What is needed is every line of the material that contains "checked".

== ENTRIES SHOWN

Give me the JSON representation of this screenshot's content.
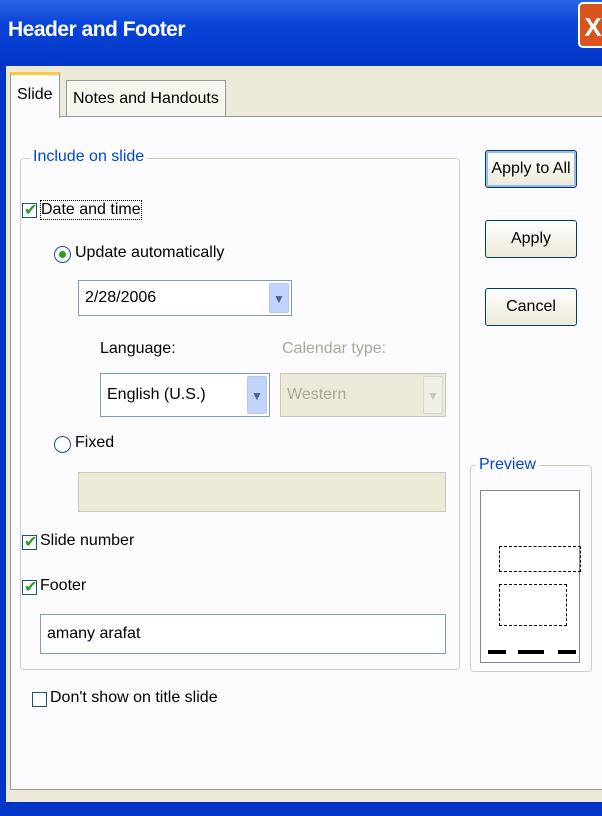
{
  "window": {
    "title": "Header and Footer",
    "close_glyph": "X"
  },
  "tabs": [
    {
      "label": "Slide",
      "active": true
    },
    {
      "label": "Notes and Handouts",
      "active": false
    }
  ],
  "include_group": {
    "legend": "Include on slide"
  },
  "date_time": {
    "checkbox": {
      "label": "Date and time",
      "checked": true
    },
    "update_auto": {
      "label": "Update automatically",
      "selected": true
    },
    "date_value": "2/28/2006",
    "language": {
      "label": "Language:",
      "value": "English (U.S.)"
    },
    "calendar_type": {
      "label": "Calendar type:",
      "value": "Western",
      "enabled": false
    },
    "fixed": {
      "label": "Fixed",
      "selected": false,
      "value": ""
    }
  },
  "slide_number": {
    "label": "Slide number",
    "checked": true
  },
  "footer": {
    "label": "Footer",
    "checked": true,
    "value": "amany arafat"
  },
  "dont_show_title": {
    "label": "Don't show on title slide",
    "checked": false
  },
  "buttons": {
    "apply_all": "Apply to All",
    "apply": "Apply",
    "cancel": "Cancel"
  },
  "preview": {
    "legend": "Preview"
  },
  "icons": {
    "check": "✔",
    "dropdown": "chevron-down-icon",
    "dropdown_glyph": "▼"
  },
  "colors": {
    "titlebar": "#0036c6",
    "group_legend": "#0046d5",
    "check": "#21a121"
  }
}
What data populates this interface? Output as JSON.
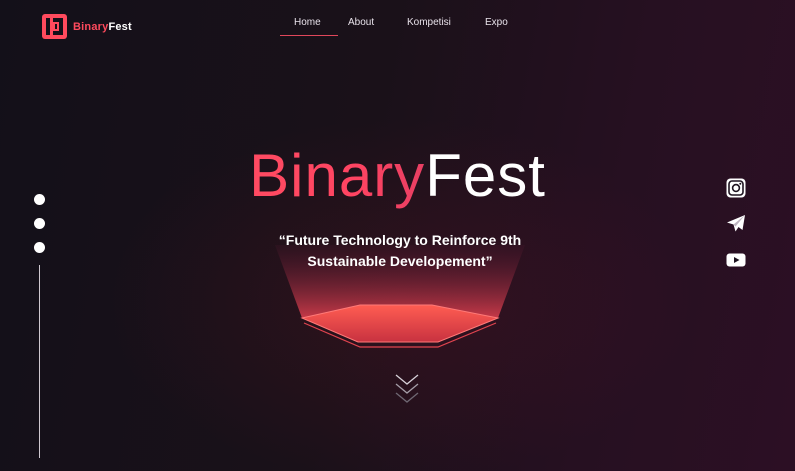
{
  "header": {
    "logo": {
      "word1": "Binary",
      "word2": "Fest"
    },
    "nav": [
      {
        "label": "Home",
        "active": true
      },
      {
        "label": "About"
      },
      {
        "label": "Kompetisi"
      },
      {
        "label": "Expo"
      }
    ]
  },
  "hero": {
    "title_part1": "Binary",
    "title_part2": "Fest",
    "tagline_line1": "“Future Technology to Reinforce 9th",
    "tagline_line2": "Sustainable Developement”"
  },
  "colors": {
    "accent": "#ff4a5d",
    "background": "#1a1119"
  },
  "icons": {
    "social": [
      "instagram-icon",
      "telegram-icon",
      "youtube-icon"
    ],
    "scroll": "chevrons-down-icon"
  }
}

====
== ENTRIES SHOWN

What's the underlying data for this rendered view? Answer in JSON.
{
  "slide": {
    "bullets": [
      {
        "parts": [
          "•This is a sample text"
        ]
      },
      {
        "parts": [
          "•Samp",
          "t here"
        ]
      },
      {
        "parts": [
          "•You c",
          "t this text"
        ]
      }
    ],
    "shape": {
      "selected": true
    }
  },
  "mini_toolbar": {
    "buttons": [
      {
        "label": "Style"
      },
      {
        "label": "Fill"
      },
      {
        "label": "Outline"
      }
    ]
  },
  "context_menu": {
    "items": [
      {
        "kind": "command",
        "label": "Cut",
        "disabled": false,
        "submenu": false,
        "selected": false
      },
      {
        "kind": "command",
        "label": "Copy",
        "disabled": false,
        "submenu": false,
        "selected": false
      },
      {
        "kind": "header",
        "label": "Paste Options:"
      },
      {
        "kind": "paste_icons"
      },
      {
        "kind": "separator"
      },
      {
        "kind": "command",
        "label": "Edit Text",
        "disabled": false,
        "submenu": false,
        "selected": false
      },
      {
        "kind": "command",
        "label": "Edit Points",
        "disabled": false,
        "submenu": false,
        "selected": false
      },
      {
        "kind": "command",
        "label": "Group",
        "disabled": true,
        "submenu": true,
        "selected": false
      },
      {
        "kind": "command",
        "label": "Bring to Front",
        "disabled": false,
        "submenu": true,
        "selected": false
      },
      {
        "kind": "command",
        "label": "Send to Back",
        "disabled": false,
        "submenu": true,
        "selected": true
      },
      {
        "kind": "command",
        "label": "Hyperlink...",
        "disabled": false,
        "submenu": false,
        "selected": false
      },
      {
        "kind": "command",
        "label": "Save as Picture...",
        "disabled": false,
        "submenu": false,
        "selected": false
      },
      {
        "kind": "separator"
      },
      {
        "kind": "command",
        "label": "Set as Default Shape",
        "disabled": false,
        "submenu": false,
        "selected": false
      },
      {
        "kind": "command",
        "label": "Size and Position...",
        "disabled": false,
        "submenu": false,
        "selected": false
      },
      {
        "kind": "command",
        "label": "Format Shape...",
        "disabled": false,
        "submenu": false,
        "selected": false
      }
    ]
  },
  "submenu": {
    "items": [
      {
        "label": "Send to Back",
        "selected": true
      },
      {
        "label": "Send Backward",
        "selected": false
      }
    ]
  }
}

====

ANSWER SPACE —
      "checked": true
    "checked": true
    "checked": true,
    "checked": false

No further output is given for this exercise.